For all our differences, we are so similar
More than 1,300 miles separate the Tri-parishes and Haiti.
The Caribbean country is roughly 10,714 square miles, approximately the same size as Massachusetts.
But as we view news footage and images of the earthquake-stricken region, we quickly realize how much connects us.
Flash back to 2005, when very similar images were flashing across American news screens. It wasn’t an impoverished nation we were looking at. It was New Orleans.
It was the stretches of neighborhoods, business communities and churches left strewn in the wake of Hurricane Katrina. It was homes flooded by broken levees or damaged by Category 3-plus storm winds.

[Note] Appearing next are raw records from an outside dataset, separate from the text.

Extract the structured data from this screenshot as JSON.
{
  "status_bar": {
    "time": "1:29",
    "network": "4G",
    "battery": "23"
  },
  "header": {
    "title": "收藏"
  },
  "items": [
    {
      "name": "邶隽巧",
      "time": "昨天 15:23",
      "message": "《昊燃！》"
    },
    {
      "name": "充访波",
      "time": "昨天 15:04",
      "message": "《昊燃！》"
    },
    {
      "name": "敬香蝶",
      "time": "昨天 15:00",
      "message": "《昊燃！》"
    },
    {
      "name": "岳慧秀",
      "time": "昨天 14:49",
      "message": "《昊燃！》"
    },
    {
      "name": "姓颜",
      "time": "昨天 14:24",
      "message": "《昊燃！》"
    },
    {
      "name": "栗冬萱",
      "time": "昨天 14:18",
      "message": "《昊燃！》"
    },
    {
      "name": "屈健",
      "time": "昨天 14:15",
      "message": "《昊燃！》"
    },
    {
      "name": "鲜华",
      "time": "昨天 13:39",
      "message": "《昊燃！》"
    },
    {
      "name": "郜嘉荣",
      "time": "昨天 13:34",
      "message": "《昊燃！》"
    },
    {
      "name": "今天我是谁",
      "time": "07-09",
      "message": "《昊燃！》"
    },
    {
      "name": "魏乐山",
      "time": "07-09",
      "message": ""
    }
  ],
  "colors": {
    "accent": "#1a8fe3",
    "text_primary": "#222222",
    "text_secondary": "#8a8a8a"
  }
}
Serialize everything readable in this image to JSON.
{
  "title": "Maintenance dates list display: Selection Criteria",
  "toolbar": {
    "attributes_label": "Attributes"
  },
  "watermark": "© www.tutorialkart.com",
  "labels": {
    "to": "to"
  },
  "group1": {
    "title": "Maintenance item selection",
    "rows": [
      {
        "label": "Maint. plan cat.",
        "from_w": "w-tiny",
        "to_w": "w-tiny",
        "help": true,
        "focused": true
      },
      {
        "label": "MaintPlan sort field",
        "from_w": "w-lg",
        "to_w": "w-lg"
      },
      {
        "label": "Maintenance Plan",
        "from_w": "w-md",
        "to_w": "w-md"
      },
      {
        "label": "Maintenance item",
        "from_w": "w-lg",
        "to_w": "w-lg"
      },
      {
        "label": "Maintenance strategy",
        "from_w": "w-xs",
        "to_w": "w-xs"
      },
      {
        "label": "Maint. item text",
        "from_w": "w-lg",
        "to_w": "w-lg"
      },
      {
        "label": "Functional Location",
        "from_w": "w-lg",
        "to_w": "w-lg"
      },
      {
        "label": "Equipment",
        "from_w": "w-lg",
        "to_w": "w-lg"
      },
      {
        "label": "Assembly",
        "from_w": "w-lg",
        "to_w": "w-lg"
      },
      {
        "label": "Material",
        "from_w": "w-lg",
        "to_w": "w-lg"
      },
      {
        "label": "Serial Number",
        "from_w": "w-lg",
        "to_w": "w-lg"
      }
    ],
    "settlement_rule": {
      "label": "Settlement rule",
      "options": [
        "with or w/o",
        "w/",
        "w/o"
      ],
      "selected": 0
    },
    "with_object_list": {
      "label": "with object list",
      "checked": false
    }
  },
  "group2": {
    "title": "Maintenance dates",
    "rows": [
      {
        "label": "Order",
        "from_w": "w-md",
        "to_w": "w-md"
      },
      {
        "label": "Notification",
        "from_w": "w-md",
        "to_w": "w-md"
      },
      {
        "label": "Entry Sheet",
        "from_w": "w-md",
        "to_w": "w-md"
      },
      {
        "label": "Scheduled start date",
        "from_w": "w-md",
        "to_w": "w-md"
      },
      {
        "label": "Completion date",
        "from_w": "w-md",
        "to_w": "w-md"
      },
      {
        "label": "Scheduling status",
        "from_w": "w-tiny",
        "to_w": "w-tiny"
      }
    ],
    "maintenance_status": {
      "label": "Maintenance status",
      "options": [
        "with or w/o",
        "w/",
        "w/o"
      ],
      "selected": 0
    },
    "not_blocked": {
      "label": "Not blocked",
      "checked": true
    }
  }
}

The faces were those of our friends, family and neighbors. People we’d never met, but whose agony was clearly shared, forever changed how we approach disasters. Their stories – our stories – pounded home the single message: This can happen to anyone.

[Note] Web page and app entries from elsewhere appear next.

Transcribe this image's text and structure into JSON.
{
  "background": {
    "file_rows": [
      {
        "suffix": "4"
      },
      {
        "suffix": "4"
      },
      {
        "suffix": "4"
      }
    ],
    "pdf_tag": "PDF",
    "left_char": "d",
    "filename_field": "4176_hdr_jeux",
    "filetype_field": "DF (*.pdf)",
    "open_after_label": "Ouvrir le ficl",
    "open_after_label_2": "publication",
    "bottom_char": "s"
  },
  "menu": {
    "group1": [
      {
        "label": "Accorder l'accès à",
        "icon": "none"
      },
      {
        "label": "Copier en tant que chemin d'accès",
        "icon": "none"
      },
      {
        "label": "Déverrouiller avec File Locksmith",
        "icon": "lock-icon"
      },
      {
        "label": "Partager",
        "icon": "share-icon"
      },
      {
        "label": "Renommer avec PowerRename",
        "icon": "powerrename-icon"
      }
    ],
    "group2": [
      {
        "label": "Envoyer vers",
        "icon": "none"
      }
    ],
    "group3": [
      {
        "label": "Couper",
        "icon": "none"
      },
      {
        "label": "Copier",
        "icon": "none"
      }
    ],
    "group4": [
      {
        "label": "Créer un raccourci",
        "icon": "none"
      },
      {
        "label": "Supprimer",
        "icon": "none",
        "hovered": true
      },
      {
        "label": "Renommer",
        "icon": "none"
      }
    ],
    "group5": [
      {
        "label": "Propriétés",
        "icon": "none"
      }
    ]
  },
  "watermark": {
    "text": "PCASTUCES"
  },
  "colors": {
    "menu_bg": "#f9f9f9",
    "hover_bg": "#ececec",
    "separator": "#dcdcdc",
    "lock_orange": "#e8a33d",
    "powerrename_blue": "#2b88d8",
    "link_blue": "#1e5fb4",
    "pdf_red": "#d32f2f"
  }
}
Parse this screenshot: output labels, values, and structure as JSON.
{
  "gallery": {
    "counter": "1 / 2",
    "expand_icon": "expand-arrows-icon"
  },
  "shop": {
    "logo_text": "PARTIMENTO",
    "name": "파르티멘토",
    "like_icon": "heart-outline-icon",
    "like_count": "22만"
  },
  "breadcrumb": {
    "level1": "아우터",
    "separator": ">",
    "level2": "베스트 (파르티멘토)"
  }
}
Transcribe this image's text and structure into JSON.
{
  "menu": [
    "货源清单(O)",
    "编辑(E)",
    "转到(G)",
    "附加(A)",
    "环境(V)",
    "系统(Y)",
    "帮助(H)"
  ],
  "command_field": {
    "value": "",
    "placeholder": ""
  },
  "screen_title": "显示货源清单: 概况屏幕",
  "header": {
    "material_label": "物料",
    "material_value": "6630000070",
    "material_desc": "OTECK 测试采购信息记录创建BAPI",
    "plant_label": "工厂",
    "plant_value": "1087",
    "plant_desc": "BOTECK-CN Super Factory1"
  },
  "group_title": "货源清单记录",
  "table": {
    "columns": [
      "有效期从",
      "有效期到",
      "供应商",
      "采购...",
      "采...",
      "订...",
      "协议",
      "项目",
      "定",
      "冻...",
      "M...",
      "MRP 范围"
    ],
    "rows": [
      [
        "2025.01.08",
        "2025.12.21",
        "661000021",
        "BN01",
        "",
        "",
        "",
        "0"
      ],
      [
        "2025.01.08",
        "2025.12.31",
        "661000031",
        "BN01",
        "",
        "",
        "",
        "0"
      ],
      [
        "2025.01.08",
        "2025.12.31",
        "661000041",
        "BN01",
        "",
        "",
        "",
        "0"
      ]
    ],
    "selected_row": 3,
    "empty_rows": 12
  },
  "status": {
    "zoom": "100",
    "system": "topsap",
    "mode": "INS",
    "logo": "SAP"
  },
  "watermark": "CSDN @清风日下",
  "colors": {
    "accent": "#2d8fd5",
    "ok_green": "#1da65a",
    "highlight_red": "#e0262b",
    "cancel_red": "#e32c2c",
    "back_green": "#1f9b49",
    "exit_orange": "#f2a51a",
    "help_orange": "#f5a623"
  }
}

As we waited for water, food, medical services and a safe place to lay our heads, the nation rallied to our aid. There would be plenty of criticism for the delayed response of some, and nothing but gratitude for the extreme hurdles others would endure to provide much-needed help.
With a 7.0-magnitude rumble, Haiti’s world has been upended. Just as others helped us in the wake of Katrina and Rita and 2008’s Gustav and Ike, it’s our opportunity to “pay it forward.” Lend assistance to our brothers and sisters who have been impacted by the tragedy.
The opportunities to give are numerous. [See today’s front page for a few local suggestions.] The American Red Cross, the National Football League – including New Orleans Saints middle lineback Jonathan Vilma, whose family resides in Haiti – and a number of other agencies have joined the effort to provide relief.
And while the eyes of the world may soon close on the devastation that has taken place, the need for help will continue to exist.
This brings to mind the national motto of Haiti, “L’Union Fait La Force,” which is French for “Union Makes Strength.”
Although divided by thousands of miles, a different language and vast expanses of sea, we must follow the pathway of unity to create what once again could be a peaceful nation.